- RECORDS SHOWN
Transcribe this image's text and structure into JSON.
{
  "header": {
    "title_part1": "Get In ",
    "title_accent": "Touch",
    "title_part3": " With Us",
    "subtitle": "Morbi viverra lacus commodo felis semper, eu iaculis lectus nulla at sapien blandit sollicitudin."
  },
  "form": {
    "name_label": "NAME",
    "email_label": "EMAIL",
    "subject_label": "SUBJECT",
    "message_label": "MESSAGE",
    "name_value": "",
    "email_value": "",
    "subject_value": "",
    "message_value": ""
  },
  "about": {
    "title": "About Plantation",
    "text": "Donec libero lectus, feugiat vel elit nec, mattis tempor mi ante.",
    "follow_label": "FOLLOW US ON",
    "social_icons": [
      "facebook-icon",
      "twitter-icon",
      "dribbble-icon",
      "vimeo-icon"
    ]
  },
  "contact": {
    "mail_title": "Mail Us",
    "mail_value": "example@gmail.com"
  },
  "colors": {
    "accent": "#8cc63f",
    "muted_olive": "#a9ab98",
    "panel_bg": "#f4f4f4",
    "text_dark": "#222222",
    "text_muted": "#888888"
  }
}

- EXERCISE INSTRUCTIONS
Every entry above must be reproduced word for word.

- WRITTEN ANSWER
Transcribe this image's text and structure into JSON.
{
  "header": {
    "title_part1": "Get In ",
    "title_accent": "Touch",
    "title_part3": " With Us",
    "subtitle": "Morbi viverra lacus commodo felis semper, eu iaculis lectus nulla at sapien blandit sollicitudin."
  },
  "form": {
    "name_label": "NAME",
    "email_label": "EMAIL",
    "subject_label": "SUBJECT",
    "message_label": "MESSAGE",
    "name_value": "",
    "email_value": "",
    "subject_value": "",
    "message_value": ""
  },
  "about": {
    "title": "About Plantation",
    "text": "Donec libero lectus, feugiat vel elit nec, mattis tempor mi ante.",
    "follow_label": "FOLLOW US ON",
    "social_icons": [
      "facebook-icon",
      "twitter-icon",
      "dribbble-icon",
      "vimeo-icon"
    ]
  },
  "contact": {
    "mail_title": "Mail Us",
    "mail_value": "example@gmail.com"
  },
  "colors": {
    "accent": "#8cc63f",
    "muted_olive": "#a9ab98",
    "panel_bg": "#f4f4f4",
    "text_dark": "#222222",
    "text_muted": "#888888"
  }
}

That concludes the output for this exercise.